HUGE sums of money are required to finance the political party machinery during general elections. As such, there must be frantic efforts now by all those involved to raise funds for their politicking and electioneering before the 14th general election which is just around the corner.
The sad part is we don’t know how much is asked for, who is asking and how much is given or coaxed out of donors and so-called political supporters.
These questions are now being raised frequently by most thinking Malaysians and those who are under pressure to donate.
Why does money politics exist? Donors give because they hope to back the right political horses in the electoral race and then reap the rewards later in the form of favours, contracts, licence preferences, privileges, deals and many other perquisites.
Only the rich and corporates both at home and abroad can provide political funding. And those who are elected as a result of political funding and money politics will owe those who financially backed their election campaign.
Corruption is defined as the abuse of public resources or public power for personal gain.

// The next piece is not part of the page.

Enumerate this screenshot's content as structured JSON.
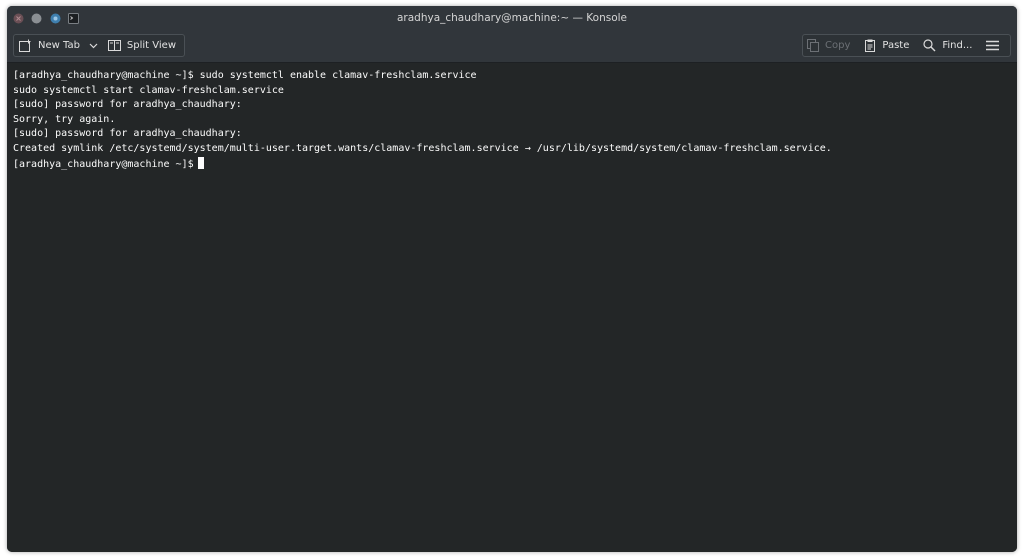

Thus, when someone wins an election at federal, state or even local level and is indebted to some financial sponsors, he or she would be obliged to return the favours to the donors.
How can we fight political corruption? Many NGOs, intellectuals and community leaders have tried to fight money politics for years. But we have all more or less failed because political parties almost across the board have not opposed the ugly practice of money politics forcefully enough.
There is no lack of ideas as to what can be done to combat and drastically reduce money politics and political corruption in the election process. The Parliamentary Select Committee on Electoral Reform and its many good recommendations just fell by the wayside. The proposal to create a Political Donation and Expenditure Act (PDEA) also came to nothing.
Why? Because there was no real political will from all the political parties.
Our leaders of all political flavours are to blame. But the rakyat also bear the guilt as we have tolerated this rejection to curb and control money politics and political corruption. And yet we ask why our Transparency International Corruption Perception Index(CPI) has declined.
I believe, like many Malaysians, that money politics does constitute corruption. The rakyat and the MACC must unite to combat money politics and political corruption!
If political leaders do not take a tough stand on these issues, then the rakyat must do so. We must unite to fight money politics together with the strong support of the MACC.
For GE14, we can all work closely together to monitor the amount of funds used by each candidate. We will accept the election campaign spending limits of RM200,000 and RM100,000 for parliamentary and state seats respectively. Anything more than these amounts can be seen by us, the voters.
If election spending is observed to be excessive or if money is known to be offered to buy votes, then we must resolve to vote against those candidates. We must also report them to the MACC which, we hope, will investigate and take the necessary action.
The MACC should also vet the candidates and their election expenditure independently and bring misconduct to the notice of the public.
It is the duty of MACC to act independently even if it is not given full independence. Money politics constitutes corruption and the MACC must join forces with the rakyat to fight it.
GE14 will be a watershed in our election process. It will provide challenges and opportunities for the rakyat and the MACC, and also the Election Commission to ensure a free, fair and clean election.
We have to fight money politics and political corruption to protect the electoral process and to ensure progress for our nation.
TAN SRI RAMON NAVARATNAM
Asli Center for Public Policy Studies